[Items from an interface collection]

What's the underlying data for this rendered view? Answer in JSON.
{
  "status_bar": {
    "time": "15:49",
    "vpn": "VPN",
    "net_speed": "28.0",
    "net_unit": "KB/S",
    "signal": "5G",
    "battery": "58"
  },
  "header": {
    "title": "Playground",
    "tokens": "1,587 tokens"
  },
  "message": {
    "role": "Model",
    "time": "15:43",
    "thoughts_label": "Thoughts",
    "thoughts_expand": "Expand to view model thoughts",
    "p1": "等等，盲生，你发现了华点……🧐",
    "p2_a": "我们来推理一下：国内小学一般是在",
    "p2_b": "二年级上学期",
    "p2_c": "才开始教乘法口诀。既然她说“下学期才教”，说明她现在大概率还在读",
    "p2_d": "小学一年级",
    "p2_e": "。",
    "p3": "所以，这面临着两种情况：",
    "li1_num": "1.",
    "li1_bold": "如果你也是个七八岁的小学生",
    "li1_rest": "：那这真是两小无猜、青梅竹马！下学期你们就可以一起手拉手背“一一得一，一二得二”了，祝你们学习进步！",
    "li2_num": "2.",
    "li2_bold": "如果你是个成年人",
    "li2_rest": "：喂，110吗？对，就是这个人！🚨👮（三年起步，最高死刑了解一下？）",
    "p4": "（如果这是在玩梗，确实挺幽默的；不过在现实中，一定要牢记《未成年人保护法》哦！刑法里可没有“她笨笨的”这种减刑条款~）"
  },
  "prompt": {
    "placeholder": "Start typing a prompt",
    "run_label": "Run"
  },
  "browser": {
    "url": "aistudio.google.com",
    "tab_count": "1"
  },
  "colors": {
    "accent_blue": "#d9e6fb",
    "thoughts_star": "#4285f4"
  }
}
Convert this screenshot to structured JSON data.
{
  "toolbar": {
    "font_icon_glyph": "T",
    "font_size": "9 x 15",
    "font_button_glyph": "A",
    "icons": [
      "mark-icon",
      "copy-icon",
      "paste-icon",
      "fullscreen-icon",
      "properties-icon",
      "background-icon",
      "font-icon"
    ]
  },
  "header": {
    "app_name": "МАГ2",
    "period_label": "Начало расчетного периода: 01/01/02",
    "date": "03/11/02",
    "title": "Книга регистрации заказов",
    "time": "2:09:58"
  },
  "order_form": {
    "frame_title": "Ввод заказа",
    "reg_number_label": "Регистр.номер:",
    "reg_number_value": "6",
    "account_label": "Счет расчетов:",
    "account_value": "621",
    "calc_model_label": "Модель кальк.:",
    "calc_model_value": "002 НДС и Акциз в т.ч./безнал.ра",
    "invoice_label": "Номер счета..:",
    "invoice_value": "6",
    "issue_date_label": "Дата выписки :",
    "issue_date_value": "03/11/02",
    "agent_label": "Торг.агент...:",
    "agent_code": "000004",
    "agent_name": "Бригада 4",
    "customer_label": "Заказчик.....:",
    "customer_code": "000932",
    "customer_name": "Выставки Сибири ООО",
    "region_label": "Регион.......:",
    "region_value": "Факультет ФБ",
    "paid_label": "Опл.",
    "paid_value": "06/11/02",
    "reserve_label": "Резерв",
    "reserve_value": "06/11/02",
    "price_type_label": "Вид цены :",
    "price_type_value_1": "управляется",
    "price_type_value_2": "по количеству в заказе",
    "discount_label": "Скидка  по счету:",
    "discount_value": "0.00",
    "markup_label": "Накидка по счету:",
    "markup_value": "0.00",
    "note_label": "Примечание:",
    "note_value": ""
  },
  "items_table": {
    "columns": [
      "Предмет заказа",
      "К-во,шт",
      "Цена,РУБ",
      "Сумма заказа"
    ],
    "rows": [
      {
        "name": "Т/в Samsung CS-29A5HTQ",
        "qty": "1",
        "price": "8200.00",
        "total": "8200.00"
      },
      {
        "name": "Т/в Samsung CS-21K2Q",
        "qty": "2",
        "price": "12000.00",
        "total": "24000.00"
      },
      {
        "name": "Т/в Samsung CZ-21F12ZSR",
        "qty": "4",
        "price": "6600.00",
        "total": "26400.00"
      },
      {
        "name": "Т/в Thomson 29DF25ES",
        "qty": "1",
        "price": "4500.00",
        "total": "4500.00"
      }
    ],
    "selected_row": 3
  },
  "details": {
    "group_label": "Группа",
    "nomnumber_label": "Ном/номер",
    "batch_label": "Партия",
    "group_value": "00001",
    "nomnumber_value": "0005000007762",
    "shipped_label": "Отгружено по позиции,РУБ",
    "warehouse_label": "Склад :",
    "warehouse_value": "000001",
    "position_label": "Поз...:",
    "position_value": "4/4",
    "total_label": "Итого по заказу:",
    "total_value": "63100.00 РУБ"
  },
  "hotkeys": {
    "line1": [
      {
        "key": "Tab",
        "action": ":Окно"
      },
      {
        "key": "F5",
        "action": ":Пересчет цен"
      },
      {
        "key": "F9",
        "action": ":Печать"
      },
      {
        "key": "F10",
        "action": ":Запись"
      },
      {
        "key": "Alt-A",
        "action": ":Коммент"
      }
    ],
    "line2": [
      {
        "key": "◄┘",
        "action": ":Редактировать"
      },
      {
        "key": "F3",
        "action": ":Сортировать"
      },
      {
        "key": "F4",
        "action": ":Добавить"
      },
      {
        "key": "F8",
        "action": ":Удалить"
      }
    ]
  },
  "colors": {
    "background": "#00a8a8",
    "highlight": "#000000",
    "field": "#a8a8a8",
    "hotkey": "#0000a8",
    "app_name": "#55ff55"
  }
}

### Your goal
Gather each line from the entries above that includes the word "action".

### Solved problem
        "action": ":Окно"
        "action": ":Пересчет цен"
        "action": ":Печать"
        "action": ":Запись"
        "action": ":Коммент"
        "action": ":Редактировать"
        "action": ":Сортировать"
        "action": ":Добавить"
        "action": ":Удалить"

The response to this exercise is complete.